**Task to complete**
Wherever the listing has a line with the string "Wheeler", copy that line out.

**The data**
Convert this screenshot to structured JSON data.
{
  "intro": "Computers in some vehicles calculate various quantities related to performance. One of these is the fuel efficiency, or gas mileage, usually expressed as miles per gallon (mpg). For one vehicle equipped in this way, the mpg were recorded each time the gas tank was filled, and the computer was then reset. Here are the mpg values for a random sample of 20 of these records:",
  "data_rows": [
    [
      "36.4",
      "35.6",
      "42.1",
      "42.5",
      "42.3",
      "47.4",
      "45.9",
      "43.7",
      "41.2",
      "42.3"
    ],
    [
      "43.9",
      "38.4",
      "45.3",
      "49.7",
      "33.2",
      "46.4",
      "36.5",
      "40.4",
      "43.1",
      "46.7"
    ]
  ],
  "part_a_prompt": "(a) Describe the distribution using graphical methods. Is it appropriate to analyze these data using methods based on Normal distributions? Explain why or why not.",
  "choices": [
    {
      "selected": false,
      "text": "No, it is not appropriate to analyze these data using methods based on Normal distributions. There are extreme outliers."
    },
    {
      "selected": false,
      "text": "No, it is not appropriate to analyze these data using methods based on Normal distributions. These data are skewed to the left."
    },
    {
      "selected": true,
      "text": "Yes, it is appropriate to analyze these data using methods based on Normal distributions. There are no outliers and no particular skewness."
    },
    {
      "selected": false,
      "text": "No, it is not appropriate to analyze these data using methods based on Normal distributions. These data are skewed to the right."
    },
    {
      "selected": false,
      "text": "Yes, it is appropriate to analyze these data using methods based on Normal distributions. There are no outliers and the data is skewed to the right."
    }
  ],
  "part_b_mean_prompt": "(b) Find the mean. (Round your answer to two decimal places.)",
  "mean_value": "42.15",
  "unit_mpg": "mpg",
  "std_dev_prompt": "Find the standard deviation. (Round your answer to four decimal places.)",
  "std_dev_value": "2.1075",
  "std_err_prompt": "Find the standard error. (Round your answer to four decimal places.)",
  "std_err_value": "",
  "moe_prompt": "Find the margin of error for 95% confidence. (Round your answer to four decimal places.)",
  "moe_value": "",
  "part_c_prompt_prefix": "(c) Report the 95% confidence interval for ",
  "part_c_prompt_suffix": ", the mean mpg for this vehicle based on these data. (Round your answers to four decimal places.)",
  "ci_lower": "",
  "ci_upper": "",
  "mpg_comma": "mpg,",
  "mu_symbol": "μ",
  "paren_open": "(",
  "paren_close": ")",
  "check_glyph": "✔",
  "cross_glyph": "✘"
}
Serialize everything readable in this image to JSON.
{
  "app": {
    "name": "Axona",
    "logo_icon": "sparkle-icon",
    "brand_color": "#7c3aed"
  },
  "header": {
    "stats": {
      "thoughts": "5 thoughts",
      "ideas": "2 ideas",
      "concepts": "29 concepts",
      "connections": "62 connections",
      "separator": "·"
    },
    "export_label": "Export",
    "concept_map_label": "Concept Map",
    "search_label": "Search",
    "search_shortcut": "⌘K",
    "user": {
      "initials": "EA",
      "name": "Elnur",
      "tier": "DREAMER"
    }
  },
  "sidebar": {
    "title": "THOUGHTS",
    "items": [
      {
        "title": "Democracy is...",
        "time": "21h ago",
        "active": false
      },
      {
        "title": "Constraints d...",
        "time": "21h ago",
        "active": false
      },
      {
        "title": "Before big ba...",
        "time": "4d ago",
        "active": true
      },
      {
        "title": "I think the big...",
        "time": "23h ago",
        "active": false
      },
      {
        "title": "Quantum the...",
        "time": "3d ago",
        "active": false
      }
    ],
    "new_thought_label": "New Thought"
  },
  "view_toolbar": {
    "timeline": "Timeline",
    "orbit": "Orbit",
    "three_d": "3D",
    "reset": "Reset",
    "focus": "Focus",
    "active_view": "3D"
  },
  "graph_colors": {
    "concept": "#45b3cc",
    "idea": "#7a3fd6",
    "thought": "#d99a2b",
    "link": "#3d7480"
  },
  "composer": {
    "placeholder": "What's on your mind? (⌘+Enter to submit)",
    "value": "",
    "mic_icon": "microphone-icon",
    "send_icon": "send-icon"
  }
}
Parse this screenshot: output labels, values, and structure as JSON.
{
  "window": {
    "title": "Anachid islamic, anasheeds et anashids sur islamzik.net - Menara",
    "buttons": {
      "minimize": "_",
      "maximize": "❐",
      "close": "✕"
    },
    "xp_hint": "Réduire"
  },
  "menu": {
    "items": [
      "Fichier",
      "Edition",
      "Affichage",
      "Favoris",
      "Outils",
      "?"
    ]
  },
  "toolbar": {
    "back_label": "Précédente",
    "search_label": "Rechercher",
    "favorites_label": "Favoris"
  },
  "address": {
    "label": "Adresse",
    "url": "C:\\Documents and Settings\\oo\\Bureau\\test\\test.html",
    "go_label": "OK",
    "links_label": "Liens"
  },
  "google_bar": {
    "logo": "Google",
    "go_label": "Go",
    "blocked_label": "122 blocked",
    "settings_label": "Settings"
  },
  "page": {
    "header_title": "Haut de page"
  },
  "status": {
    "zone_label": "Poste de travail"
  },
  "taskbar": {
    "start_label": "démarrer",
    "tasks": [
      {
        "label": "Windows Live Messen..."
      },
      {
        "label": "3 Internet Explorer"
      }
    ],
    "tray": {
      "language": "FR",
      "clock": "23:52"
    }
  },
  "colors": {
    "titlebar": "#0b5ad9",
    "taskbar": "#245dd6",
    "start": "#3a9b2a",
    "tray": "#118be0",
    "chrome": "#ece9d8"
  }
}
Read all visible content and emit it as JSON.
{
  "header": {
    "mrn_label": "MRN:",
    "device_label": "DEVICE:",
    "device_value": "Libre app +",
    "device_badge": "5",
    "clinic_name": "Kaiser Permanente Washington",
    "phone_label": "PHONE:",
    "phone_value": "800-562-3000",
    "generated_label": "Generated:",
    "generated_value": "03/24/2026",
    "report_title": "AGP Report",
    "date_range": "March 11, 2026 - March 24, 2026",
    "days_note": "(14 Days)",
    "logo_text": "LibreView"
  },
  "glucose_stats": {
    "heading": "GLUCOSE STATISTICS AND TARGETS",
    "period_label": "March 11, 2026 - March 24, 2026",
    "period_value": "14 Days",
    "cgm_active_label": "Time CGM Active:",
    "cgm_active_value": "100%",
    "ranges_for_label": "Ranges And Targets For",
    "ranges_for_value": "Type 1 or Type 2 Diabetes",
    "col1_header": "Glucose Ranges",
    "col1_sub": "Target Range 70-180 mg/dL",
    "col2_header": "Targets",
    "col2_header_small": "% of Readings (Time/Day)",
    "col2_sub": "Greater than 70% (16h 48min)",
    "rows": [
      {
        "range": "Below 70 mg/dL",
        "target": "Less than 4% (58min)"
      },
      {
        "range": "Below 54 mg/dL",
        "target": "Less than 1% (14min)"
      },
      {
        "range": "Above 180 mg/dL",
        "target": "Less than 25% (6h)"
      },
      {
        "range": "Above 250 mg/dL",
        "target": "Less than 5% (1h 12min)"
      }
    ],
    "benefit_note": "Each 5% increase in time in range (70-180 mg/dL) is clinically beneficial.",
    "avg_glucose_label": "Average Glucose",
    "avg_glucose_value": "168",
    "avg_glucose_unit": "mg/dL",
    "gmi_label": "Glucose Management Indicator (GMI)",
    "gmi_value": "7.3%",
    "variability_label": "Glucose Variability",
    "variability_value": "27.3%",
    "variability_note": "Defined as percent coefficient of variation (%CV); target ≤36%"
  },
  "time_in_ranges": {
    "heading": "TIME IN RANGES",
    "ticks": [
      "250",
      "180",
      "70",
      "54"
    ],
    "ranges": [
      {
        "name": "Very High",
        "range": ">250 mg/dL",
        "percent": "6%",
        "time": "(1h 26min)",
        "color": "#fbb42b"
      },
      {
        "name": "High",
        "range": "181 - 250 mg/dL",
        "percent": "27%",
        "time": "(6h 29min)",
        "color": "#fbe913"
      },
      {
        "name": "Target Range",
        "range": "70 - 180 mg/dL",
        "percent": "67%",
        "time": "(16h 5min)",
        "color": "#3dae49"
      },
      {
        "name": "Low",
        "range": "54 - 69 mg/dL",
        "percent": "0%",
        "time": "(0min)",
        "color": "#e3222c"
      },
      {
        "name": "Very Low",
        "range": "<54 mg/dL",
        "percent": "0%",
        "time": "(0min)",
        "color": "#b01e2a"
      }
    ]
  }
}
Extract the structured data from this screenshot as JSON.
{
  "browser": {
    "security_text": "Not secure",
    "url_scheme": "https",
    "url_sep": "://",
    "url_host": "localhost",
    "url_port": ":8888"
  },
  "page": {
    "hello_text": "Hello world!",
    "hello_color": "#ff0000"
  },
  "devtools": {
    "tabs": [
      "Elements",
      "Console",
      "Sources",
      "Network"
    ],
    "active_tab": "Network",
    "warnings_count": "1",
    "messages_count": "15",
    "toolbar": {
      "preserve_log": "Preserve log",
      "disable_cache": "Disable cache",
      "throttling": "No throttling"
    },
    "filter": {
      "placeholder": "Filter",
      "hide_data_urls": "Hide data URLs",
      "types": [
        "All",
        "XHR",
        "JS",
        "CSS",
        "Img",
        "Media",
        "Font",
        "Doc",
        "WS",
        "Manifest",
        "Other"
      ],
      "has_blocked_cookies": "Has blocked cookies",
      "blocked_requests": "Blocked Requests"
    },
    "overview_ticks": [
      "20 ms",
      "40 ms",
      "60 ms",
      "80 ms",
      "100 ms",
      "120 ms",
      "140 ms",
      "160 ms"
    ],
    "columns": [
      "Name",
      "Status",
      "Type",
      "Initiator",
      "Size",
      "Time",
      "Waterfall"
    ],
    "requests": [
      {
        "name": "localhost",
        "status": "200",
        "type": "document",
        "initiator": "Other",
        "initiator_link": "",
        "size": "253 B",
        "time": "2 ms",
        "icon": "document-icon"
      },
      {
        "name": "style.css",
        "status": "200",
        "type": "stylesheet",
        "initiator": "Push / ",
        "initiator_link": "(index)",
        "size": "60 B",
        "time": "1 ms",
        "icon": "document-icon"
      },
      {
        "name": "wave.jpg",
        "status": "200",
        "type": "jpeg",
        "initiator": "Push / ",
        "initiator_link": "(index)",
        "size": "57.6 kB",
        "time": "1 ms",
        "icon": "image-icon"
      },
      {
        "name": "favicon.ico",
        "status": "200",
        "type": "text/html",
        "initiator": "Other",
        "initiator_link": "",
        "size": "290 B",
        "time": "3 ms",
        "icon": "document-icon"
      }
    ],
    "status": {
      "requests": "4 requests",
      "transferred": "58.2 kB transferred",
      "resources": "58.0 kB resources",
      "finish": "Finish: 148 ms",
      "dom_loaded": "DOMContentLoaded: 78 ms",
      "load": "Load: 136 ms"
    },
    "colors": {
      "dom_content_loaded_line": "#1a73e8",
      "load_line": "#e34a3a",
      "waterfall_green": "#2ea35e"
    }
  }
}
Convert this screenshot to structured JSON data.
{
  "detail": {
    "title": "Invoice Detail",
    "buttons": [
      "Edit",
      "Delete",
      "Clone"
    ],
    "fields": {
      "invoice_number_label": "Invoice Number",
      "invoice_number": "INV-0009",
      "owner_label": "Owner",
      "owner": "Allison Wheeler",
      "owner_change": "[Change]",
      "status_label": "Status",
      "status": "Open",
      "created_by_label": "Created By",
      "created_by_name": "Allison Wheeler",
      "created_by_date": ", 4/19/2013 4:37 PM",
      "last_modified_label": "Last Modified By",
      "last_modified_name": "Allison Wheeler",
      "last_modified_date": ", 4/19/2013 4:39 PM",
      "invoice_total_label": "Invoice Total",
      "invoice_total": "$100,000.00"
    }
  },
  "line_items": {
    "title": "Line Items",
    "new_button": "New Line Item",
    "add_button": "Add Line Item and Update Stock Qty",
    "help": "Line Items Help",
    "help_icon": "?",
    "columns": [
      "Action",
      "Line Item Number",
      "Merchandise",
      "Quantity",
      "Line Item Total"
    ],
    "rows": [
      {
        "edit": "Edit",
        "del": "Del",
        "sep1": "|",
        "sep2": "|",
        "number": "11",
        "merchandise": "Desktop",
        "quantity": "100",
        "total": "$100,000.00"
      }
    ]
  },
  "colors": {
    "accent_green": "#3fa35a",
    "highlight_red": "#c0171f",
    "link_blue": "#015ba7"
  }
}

**Solution to the exercise**
      "owner": "Allison Wheeler",
      "created_by_name": "Allison Wheeler",
      "last_modified_name": "Allison Wheeler",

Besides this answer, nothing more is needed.